Twists and turns will abound for Chris Hughton’s men, no doubt accompanied by a few heart-stopping moments, before the ride comes to an end on May 12 with the daunting challenge of trying to take something off champions Manchester City on the south coast.
The next two or so months for Huddersfield Town, in contrast, will surely have more in common with Brighton’s newest visitor attraction – the British Airways i360 observation tower.
Like those enjoying the view from a glass pod 450ft above the seafront, the Terriers are heading inexorably down at a pace so serene that there is precious little chance of experiencing any of the thrills and spills that can be had on the nearby pier.
After the rare sight of a victory in midweek, Wolverhampton Wanderers the unsuspecting fall guys, normal service was resumed against the men from Sussex-by-the-sea.
Town lost for the 14th time in 16 games.

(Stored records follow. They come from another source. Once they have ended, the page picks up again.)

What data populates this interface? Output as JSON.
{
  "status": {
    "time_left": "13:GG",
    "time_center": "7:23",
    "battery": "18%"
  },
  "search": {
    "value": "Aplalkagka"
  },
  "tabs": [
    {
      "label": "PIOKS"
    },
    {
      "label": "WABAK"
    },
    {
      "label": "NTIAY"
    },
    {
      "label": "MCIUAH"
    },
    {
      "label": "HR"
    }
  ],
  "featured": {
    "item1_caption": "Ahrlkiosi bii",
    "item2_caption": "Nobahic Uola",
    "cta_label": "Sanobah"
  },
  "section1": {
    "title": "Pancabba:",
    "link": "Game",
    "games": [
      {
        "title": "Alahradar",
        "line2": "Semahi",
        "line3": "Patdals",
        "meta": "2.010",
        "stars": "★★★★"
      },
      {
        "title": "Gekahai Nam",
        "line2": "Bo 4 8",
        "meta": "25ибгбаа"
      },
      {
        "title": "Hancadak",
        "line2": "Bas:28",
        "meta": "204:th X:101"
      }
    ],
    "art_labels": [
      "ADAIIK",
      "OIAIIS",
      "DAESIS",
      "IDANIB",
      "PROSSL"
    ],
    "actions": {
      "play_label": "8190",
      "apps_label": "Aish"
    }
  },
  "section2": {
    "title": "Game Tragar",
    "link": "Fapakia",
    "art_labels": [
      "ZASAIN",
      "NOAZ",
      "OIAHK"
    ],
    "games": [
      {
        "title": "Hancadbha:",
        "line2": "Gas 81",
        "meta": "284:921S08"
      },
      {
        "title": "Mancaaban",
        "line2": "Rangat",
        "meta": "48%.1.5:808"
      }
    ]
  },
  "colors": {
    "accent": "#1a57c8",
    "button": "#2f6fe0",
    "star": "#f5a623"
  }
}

In the process the run on the road since the Terriers last scored a league goal was extended beyond seven and a half playing hours. Chuck in the FA Cup third-round defeat to Bristol City and this grows to a mammoth 542 minutes.

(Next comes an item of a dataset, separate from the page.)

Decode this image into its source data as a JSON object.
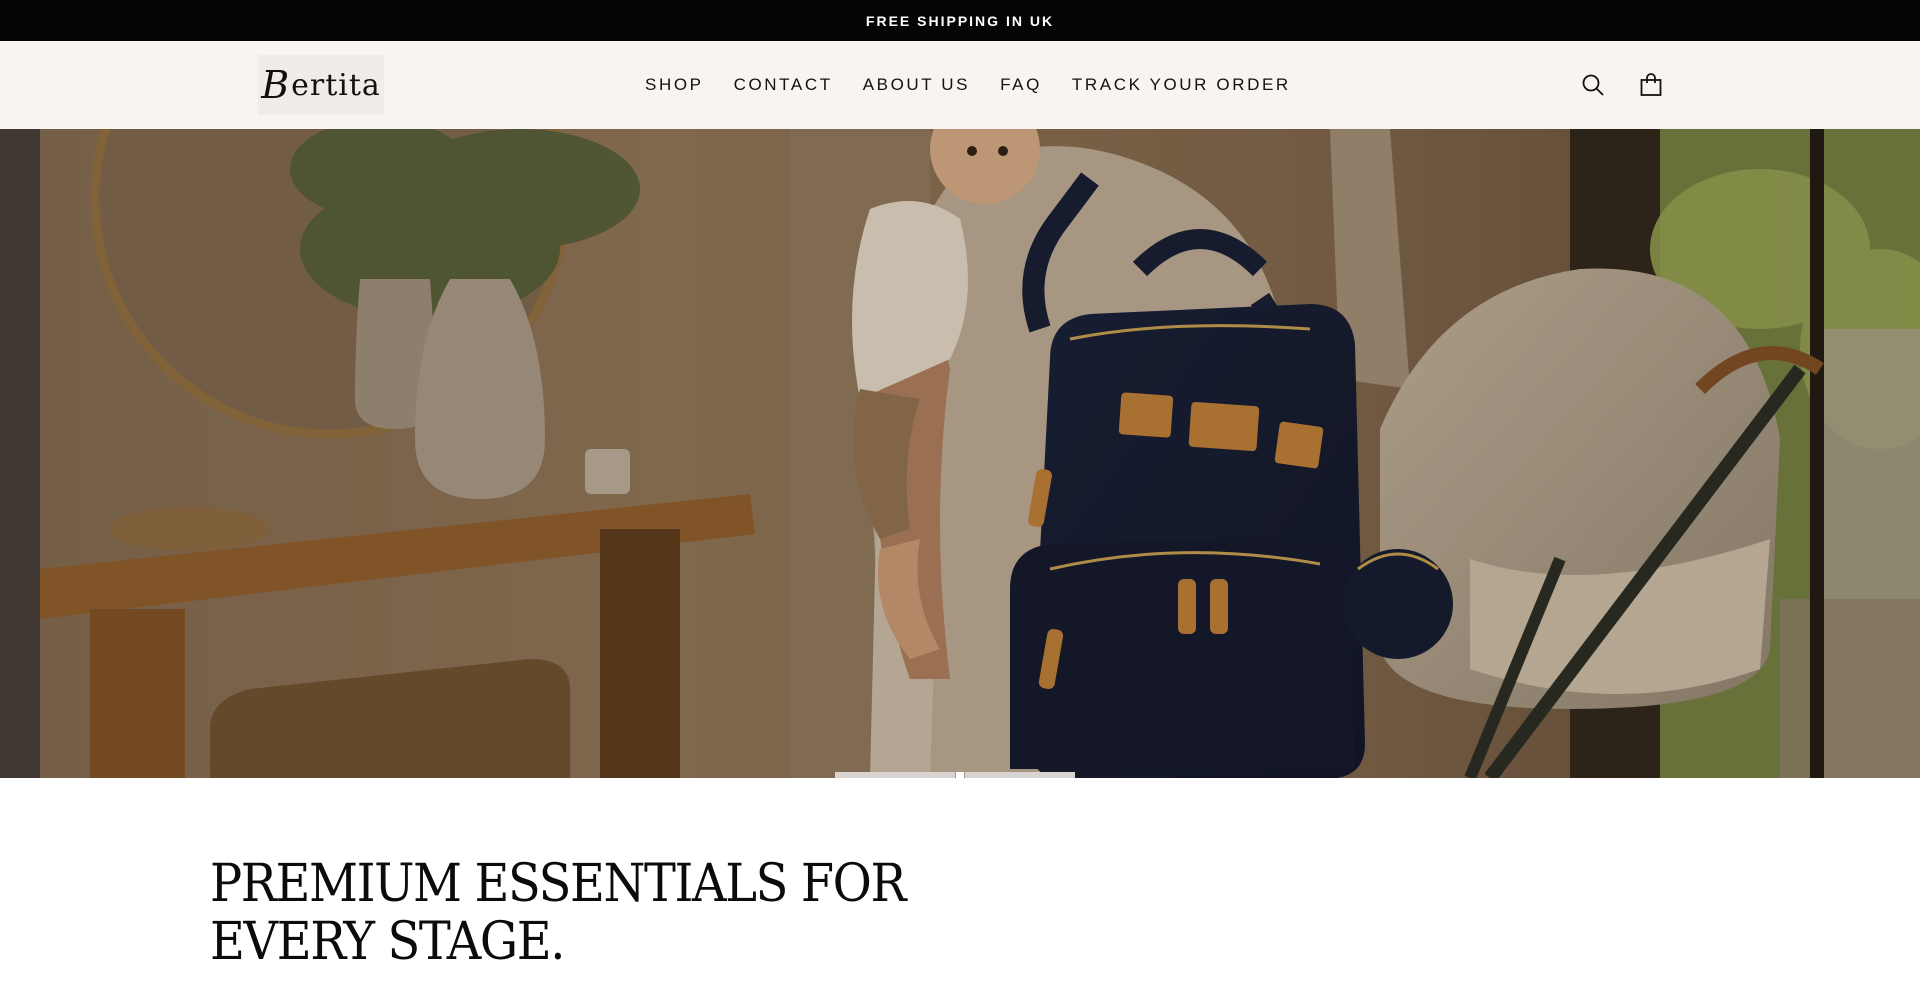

Just 15 goals have been scored in 31 league and Cup outings thanks to Huddersfield firing more blanks than the Territorial Army.
Anyone wondering why a second season among English football’s elite has turned into such a toil for Yorkshire’s sole top-flight representative need look no further than this abject return.
Rarely did it look like improving at a stadium where Town have now failed to win in seven visits.
Sure, Steve Mounie brought a flying save from Mat Ryan not long after Florin Andone had netted what proved to be the winner.
Juninho Bacuna had also tested the Australian in first-half stoppage-time with a left-foot drive that was arrowing into the corner of the net.
But, over the 90 minutes, Town’s attack looked every inch the sort that has to look back to Boxing Day and Mathias ‘Zanka’ Jorgensen’s late consolation in a 3-1 defeat at Manchester United for their last goal away from the John Smith’s Stadium.
Head coach Jan Siewert praised his side’s efforts. As he was right to do, particularly the manner in which his defence dug in during a second half that belonged to the hosts.
But as long as goals remain so elusive for the Terriers they will continue to be vulnerable to just one slip or mistake – as proved to be the case at the Amex Stadium.
Huddersfield switched off from a 79th-minute free-kick and paid the price as Anthony Knockaert collected a short pass and then crossed for Andone to head past Jonas Lossl.
That the breakthrough came just moments after Philip Billing, one of those who just stood and watched Andone score, had blocked Shane Duffy’s header on the line only added to the frustration felt by Siewert at the final whistle.
“I am so angry because we lost this game through one situation,” said the 36-year-old, who insists Jason Puncheon remains part of the squad despite reports of a bust-up and the failure of the loanee even to make the bench in the last two matches.
“We were not switched on and not organised. My players have to learn that in the Premier League such a situation changes games.
“I felt we deserved a point. Brighton were not better than us. But from one free-kick we lost the game. We had so many supporters here who came such a long distance and yet we lost the game. That makes me angry.”
Siewert may not believe Brighton deserved what was their first win of the year, but Hughton’s side did create by far the better chances and, in Andone, they had someone capable of electrifying proceedings.
The Romanian had netted the winner at the John Smith’s Stadium in December. So Town knew what danger to expect when Andone replaced the ineffective Glenn Murray shortly before the hour.
Sure enough, he brought a tempo to the Seagulls’ play that had been sorely lacking up to that point. Alireza Jahanbakhsh had struck the crossbar in the first half with an audacious effort from 30 yards.
Otherwise, though, the Terriers had coped well with what Brighton had to offer in attack.
Then came Andone’s introduction. Suddenly there was a zip about the hosts that Huddersfield could not match. Lossl had to save sharply from Jahanbakhsh just before the hour and then follow that with an even better one-handed stop to deny Andone.
In between those two saves Terence Kongolo twice had to display great anticipation to bar Andone’s route to goal with a last-ditch tackle as Brighton pushed for a winner that duly arrived nine minutes from time.
Andone’s guided header may help ensure these two teams are in different divisions next season.
This will mean Huddersfield fans being denied the opportunity to take a ride on Brighton’s i360, which the locals insist offers a view of Beachy Head and the Isle of Wight on a clear day.
Town’s immediate vista is less enticing.
Only a return to the Championship lies ahead and a summer rebuild that supporters must hope will soon have the club again reaching for the heights of top-flight football.